This official anti-Nigerian tendency is against the ECOWAS protocol on free trade and free movement of people and the spirit of globalisation. But Nigerians have experienced similar treatments (in smaller proportions) from our francophone neighbours. This is particularly painful and even surprising because it is coming from a supposedly friendly neighbor like Ghana. Already, a Federal Government delegation consisting of the Minister of Foreign Affairs and Minister of State for Commerce had gone to Accra over the matter, while the Senate president has publicly, in Accra, condemned the hostile and 'harsh economic conditions' to which Nigerian entrepreneurs were subjected by the Ghanaian authorities. But this is may not be enough. The first thing is to find out why Ghana is persistently hitting us below the belt and apparently repaying our brotherly gestures with enemy-actions.
Establishing whether there are other reasons beyond economic nationalism is necessary as it will influence our subsequent reactions.

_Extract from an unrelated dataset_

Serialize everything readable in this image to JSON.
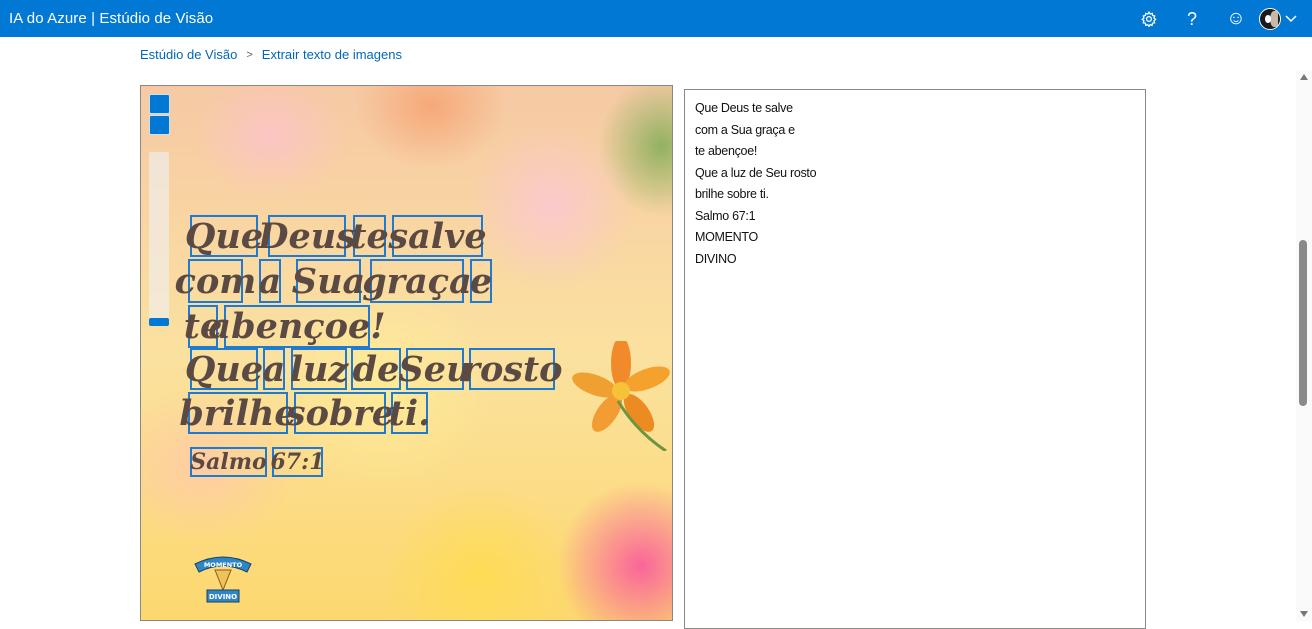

But whatever the case, we should take bold and decisive actions to express our displeasure about what is happening and our rejection of same.
While I do not support 'an-eye-for-an-eye' approach because we shall all become blind in the process, we need to react with the same seriousness and single-mindedness with which we reacted to Ghadaffi's recent statement about the balkanisation of Nigeria. You may call it aggressive/forceful diplomacy, but it doesn't have to be up to the Libyan dimension.
There are however other matters arising out of this development. How will Nigerian authorities protest the hostile treatment meted to Nigerians abroad when they treat Nigerians at home with utmost disdain? Our traders are subjected to multiple taxes, demolition of shops, confiscation of wares, banning and unbanning of items of trade, and seizure and auctioning of goods to officials and cronies. Furthermore, if the Nigerian business environment had been conducive, most of our people would not have trooped to Ghana in the first instance. So, we have to begin from the beginning by humanising our attitude to our trading class and entrepreneurs, and also get our act together so as to have a conducive environment at home.